"When I'm not a player now, I kid around about Destiny, I think it might mean something. But inside those clubhouses, Destiny means nothing. Pete Rose used to have destiny follow him wherever he went, because he was a great pressure player. In key situations, he always seems to have that linedrive.
Destiny hangs around teams and people that do the little things, that know how to play the game, that execute what the manager wants to be done; had they pitched well in clutch situations?
If you were a manager, would you have a meeting and say: Fellas, relax, Destiny is on our side.
No, you wouldn't do that. You don't want them to believe in that.
Destiny hangs around winning teams, and comes to all the victory parties. It's something after the fact."

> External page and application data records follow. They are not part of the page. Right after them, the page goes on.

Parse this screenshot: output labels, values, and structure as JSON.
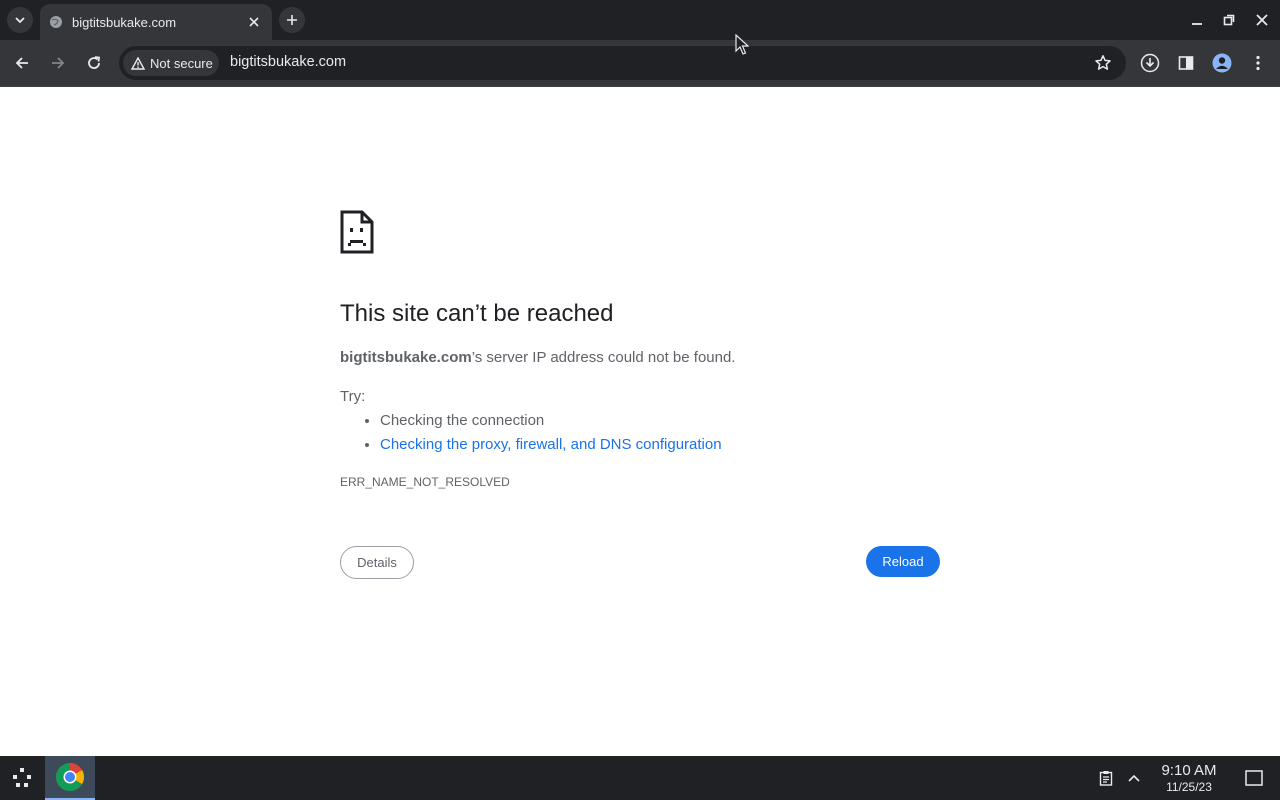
{
  "browser": {
    "tab": {
      "title": "bigtitsbukake.com"
    },
    "toolbar": {
      "security_label": "Not secure",
      "url": "bigtitsbukake.com"
    }
  },
  "page": {
    "heading": "This site can’t be reached",
    "summary_host": "bigtitsbukake.com",
    "summary_rest": "’s server IP address could not be found.",
    "try_label": "Try:",
    "suggestions": [
      "Checking the connection",
      "Checking the proxy, firewall, and DNS configuration"
    ],
    "error_code": "ERR_NAME_NOT_RESOLVED",
    "details_label": "Details",
    "reload_label": "Reload"
  },
  "taskbar": {
    "time": "9:10 AM",
    "date": "11/25/23"
  },
  "colors": {
    "accent": "#1a73e8",
    "link": "#1a73e8",
    "frame": "#202124",
    "toolbar": "#35363a"
  },
  "icons": [
    "tab-search-icon",
    "globe-favicon-icon",
    "close-icon",
    "plus-icon",
    "minimize-icon",
    "restore-icon",
    "window-close-icon",
    "back-arrow-icon",
    "forward-arrow-icon",
    "reload-icon",
    "warning-icon",
    "star-icon",
    "download-icon",
    "side-panel-icon",
    "profile-icon",
    "more-vert-icon",
    "sad-page-icon",
    "launcher-icon",
    "chrome-icon",
    "clipboard-icon",
    "chevron-up-icon",
    "overview-icon"
  ]
}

I hereby quotes Mike Schmidt, the great third baseman who hit 548 homeruns solely for the Phillies. Schmidt was on the Cubs, on the day of October 4, 1989, game one of the NLCS between our Eastern Division champion and the San Francisco Giants of the West.
The starting pitcher for the Cubs was Greg Maddux. In the end, we all know what happened to the Cubs of the East.
I learned so many things from these old games, as I played through them with my MLB.com "Baseball's Best." Vin Scully did the play-by-play for NBC that night. And he talked these little things, things that any fan or expert would have ignored. But these are the stuff; where a player came from; where he's heading to.
I watched this 1989 game, then I looked back and think about that 2009 Cubs. I also watched game 7 of the 1982 World Series--the Cardinals won--and I thought about what I know about this 2009 Cards.
Before the season started, I was prepared: I expect a winning team. I like half of GM Hendry's moves. I like what the Tribune had done for the game, the ballpark, and perhaps a little slice left for the fans. But like the old saying goes: Baseball is a long season. So as winter draws on, I found myself lost.
There is no Destiny. The winning team is here, in this division. Just not the Cubs.